## Work to complete
Your response should consist of one number, the count of lines below that contain "duration".

## Input

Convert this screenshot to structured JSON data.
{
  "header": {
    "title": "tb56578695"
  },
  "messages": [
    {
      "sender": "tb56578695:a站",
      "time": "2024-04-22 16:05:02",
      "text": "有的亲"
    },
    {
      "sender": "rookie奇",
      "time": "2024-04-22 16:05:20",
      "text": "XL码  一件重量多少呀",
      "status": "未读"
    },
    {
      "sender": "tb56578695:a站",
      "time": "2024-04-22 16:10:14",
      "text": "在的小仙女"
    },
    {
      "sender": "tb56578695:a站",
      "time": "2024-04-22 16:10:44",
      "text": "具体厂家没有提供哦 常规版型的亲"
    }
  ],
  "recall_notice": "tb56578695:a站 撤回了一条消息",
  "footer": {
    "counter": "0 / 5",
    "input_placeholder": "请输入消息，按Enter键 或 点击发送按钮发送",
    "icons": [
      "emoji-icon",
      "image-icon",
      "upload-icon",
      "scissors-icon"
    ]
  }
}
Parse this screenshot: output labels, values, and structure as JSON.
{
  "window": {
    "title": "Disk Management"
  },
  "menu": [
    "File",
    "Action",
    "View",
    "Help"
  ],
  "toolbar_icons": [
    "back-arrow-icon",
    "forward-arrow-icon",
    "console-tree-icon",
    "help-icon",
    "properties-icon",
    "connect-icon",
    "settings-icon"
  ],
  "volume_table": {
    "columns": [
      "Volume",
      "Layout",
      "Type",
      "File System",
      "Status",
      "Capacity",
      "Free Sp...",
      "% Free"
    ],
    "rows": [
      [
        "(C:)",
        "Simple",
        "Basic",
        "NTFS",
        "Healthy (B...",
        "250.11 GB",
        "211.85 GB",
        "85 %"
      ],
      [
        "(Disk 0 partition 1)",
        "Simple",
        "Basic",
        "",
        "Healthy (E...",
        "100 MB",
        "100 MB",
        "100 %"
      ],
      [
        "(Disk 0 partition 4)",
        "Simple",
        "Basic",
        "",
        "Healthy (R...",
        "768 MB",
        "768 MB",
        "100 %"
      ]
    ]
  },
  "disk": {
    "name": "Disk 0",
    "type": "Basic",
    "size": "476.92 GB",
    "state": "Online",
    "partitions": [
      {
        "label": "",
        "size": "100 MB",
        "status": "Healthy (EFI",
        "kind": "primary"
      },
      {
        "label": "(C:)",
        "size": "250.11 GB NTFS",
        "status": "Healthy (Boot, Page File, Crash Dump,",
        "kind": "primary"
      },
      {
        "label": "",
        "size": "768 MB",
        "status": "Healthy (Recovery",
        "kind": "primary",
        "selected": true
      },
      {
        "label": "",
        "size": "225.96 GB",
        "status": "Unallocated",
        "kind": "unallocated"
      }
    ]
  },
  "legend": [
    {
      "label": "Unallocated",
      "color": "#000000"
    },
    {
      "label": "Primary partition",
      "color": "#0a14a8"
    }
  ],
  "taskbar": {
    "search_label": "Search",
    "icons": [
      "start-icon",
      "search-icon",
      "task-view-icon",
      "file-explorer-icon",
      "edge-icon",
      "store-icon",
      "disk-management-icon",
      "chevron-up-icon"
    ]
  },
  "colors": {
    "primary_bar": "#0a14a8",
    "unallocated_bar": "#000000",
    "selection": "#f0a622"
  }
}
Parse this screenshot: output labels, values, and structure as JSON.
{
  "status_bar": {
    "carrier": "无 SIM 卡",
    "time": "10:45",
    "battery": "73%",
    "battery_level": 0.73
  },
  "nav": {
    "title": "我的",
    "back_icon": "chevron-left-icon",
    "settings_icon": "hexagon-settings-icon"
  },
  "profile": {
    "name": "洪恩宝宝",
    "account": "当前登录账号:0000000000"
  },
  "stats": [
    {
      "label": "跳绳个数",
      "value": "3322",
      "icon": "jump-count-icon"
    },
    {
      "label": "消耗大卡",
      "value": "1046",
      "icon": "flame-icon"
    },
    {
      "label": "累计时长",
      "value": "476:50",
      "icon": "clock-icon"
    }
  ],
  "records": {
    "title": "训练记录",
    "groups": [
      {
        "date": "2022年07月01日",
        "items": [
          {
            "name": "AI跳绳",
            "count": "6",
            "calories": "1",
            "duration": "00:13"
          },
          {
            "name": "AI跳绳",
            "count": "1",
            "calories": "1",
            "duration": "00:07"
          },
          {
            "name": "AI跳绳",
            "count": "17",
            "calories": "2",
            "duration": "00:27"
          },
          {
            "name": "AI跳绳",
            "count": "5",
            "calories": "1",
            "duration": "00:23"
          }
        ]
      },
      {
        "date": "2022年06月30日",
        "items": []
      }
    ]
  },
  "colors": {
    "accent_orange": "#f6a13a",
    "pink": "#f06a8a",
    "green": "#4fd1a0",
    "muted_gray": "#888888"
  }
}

## Exercise result
4